The end always brings you back around...On the first day of my fifth trip to Jerusalem in July 2007, I ended up where I was on the first day of my first trip to Jerusalem in June 2005.
After checking into my room at the American Colony; I headed down Nablus Road to the Old City once again. The stairway down through the Damascus Gate was packed with street vendors hawking cheap goods from China. It was shoulder to shoulder people until I arrived at the Via Dolorosa, the legendary route that Jesus walked while carrying a wooden cross. Only a few tourists were about, but I saw many more Israeli soldiers than the last time I was here in November 2006.
The shop owners were just as hungry to get me into their stores as they were before, but I told them all, "I am not buying anything today! I am on my way to the Pool of Bethsaida."
After many wrong turns and back tracking, I spied a Franciscan brother and inquired, "Do you speak English?"
He replied with a Cheshire grin-but no guile, "For you? Sure!"
"How do I find my way to the Pool of Bethsaida?"
"You have arrived! Go in there!" He laughed as he pointed to the left of where we were standing.
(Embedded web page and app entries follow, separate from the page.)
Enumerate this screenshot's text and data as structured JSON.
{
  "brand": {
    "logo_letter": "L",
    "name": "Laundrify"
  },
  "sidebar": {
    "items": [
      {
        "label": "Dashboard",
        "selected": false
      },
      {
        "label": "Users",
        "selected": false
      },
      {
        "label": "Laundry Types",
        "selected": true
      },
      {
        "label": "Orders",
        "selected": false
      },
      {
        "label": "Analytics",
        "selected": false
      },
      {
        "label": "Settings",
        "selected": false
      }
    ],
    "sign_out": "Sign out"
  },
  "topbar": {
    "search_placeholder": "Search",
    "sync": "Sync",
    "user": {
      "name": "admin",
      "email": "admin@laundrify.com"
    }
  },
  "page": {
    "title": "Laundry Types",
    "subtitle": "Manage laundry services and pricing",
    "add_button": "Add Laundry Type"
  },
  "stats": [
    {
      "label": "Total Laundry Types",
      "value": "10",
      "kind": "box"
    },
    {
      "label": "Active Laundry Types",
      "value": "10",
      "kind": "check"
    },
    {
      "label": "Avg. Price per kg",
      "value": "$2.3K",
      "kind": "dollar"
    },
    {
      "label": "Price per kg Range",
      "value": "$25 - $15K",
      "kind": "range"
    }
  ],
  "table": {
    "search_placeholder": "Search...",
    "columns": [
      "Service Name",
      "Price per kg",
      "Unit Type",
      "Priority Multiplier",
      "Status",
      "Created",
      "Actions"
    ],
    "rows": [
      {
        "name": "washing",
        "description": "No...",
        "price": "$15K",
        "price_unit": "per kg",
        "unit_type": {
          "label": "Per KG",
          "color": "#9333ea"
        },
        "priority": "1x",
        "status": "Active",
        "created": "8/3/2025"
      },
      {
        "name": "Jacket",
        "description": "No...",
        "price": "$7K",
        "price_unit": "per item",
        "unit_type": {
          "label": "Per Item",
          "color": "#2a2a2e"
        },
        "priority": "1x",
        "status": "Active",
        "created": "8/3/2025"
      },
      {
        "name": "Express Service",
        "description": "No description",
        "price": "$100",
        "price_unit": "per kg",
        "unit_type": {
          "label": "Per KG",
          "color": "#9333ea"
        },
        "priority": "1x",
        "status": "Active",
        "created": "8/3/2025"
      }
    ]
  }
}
It was different than the last and first time I had wandered into the ancient "healing site," for renovations are in progress, but once more a most surreal sense overwhelmed me. For nearly an hour, I was the only human being who stood, sat, and meditated at a place where I had been 'twice' before and where Jesus asked,
"Do you want to be healed?"
In May of 2005, just prior to my first journey to Israel/ Palestine I phoned Mother Agapia Stephanopolous, a Russian Orthodox nun and the administrator of the Orthodox School of Bethany in Jerusalem, to schedule an appointment for Spiritual Direction and to discuss our mutual feelings about The Wall.
Mother Agapia is the sister of ABC News commentator, George Stephanopolous, and she had recently and passionately informed Congress about the fact that, "Israel is destroying the local Christian community."
On April 18, 2005, Robert Novak's article "Walling off Christianity" reported on the nun's letter to Congress and how East Jerusalem had been cut off from the rest of the West Bank. Mother Agapia predicted, "It is only a matter of time before Christians and Muslims will be unable to survive culturally and economically."
Mother Agapia spoke bluntly about the nine yards high wall of Israeli concrete that have "shattered" the Christian communities.
She told Novak, "I witness the strangulation of East Jerusalem, and the deprivation of her non-Jewish residents' religious rights every day. Even the United States seems to have been taken in by Israeli spin."
On my very first afternoon in Jerusalem, on June 12, 2005, the nun met me at the Ambassador Hotel in East Jerusalem, and I told her that I hadn't been taken in by the spin, but what could I possibly do? She had no answer.